━━━━━ Information provided

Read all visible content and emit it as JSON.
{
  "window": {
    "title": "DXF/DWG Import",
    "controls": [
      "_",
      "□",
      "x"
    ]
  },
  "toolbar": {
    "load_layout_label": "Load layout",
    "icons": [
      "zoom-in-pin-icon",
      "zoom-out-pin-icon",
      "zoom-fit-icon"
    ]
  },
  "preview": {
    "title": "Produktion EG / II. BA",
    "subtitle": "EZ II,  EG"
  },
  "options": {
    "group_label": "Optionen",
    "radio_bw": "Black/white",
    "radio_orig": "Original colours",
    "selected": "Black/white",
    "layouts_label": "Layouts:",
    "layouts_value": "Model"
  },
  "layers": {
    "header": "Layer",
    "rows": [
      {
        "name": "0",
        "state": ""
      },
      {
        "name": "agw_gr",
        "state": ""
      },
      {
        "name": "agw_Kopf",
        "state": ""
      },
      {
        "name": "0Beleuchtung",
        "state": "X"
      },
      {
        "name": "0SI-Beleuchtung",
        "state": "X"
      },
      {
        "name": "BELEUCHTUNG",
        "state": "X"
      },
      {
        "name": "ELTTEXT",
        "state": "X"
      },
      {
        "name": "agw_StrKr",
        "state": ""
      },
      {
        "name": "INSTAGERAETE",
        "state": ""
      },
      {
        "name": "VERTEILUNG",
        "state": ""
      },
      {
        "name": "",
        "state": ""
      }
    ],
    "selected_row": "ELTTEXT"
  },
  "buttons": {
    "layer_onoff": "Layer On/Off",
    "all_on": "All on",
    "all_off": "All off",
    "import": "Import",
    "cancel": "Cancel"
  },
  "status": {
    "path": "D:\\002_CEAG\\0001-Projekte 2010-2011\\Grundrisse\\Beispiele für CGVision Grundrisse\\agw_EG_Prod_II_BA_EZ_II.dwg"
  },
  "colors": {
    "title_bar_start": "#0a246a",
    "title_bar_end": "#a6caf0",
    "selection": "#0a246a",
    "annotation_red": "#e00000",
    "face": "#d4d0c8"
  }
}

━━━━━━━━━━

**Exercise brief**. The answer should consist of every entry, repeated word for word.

**Solution below**.
Read all visible content and emit it as JSON.
{
  "window": {
    "title": "DXF/DWG Import",
    "controls": [
      "_",
      "□",
      "x"
    ]
  },
  "toolbar": {
    "load_layout_label": "Load layout",
    "icons": [
      "zoom-in-pin-icon",
      "zoom-out-pin-icon",
      "zoom-fit-icon"
    ]
  },
  "preview": {
    "title": "Produktion EG / II. BA",
    "subtitle": "EZ II,  EG"
  },
  "options": {
    "group_label": "Optionen",
    "radio_bw": "Black/white",
    "radio_orig": "Original colours",
    "selected": "Black/white",
    "layouts_label": "Layouts:",
    "layouts_value": "Model"
  },
  "layers": {
    "header": "Layer",
    "rows": [
      {
        "name": "0",
        "state": ""
      },
      {
        "name": "agw_gr",
        "state": ""
      },
      {
        "name": "agw_Kopf",
        "state": ""
      },
      {
        "name": "0Beleuchtung",
        "state": "X"
      },
      {
        "name": "0SI-Beleuchtung",
        "state": "X"
      },
      {
        "name": "BELEUCHTUNG",
        "state": "X"
      },
      {
        "name": "ELTTEXT",
        "state": "X"
      },
      {
        "name": "agw_StrKr",
        "state": ""
      },
      {
        "name": "INSTAGERAETE",
        "state": ""
      },
      {
        "name": "VERTEILUNG",
        "state": ""
      },
      {
        "name": "",
        "state": ""
      }
    ],
    "selected_row": "ELTTEXT"
  },
  "buttons": {
    "layer_onoff": "Layer On/Off",
    "all_on": "All on",
    "all_off": "All off",
    "import": "Import",
    "cancel": "Cancel"
  },
  "status": {
    "path": "D:\\002_CEAG\\0001-Projekte 2010-2011\\Grundrisse\\Beispiele für CGVision Grundrisse\\agw_EG_Prod_II_BA_EZ_II.dwg"
  },
  "colors": {
    "title_bar_start": "#0a246a",
    "title_bar_end": "#a6caf0",
    "selection": "#0a246a",
    "annotation_red": "#e00000",
    "face": "#d4d0c8"
  }
}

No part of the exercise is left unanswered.